Footsteps, cupboards opening, windows closing, objects dragging − people report these noises, linking them with a haunting. A ghost may attempt to tell a story with these sounds. If the ghost always sat in a favorite rocking chair, for example, the sound of creaking floorboards might occur. If the ghost paced the floor waiting for errant children, footsteps might be heard. Knowing ghosts use noises to communicate, Victorian sensitives often brought drums or tambourines to their séances. The instrument was set on a table so that the ghost’s vibrations could set it off. Unfortunately, wiggling an elbow at an apt moment could imitate this effect.
The First EVP
In 1959, the Swedish film producer Friedrich Jurgenson captured the voices of the dead on a tape recorder. Interested in his results, a group of engineers and independent scientists attempted regulated experiments in the 1970s. These yielded many taped voices in a variety of languages. That was the humble outset of electronic voice phenomena (EVP).
Physical manifestations − incidents when a living person physically feels a ghost are rare. Touch is an intimate sense. Unless you are open and sensitive to the spirit realm, you are unlikely to experience this. A ghost in the haunted environment would have to exert tremendous energy to cause physical sensations discernable by the living.
Students of haunted areas tell us temperature shifts happen – both up and down. The vast majority drop down. This associated coldness relates to the absence of life, so the effect may be partly psychological. Our minds “translate” an encounter with lifeless energy into a feeling of physical coldness not having a better means of communicating it… Hot spots happen more frequently where there has been a fire in the past, or where there is a furious spirit.
Visual Manifestations in a Haunting
The stereotypical ghost is wispy and shadowy. But, many ghosts are so solid we mistake them for people. Many do not understand they saw a ghost until it faded away or walked through a wall! If our subconscious has a way to detect the presence of stranded souls, an on-going haunting, or other spirits, it could then interpret them visually. It is a mysterious ability: psychics and clairvoyant mediums have a knack for it, but may not explain the mechanics involved.
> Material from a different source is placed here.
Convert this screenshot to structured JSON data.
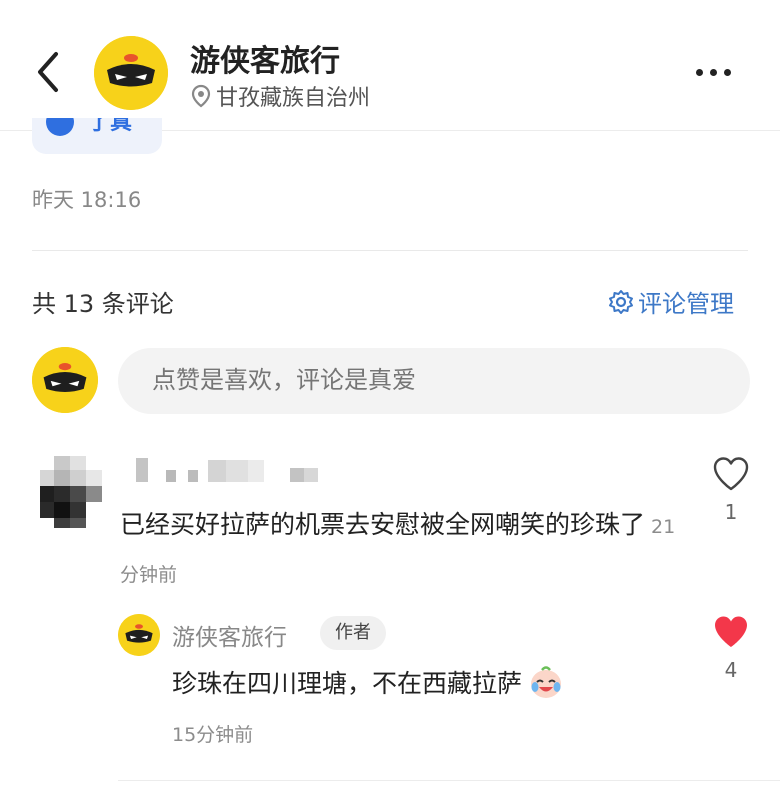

The camera sometimes captures the visual manifestation from a haunt. It comes as quite the surprise to tourists who were gathering memories for their scrapbook. Human outlines of light, faces in the grass or hills, and other images appear on different rolls of film. With the advent of digital cameras, such pictures prove even more astounding with less likelihood of design failures causing illusions.
The Winds as a Sign of a Haunting
Wind and air, like spirits, are invisible and elusive. Some early schools of Greek philosophy suggest the wind contains the World-Soul. Greek religion assigned a God to each of the winds that blew from the four directions. Many cultures believe the spirit is a subtle wind inside the body, and that it leaves the body with the last breath.
A breeze suddenly appearing or disappearing, with no discernible cause, can imply a haunting. The intensity of the wind and its demeanor can be read for signs of the spirit’s mood − a harsh, destructive wind being caused by an angry ghost, for example. Most ghost winds are cold. Some winds waft the ghost’s trademark aromas.
All in all, our belief in hauntings and ghosts is not an exacting science. Many parapsychologists work very hard on bringing regulated case studies into the realm of their work. But, as one might expect, ghosts are not always cooperative.
Adapted from “Ghosts Spirits and Hauntings,” by Patricia Telesco. All Rights Reserved.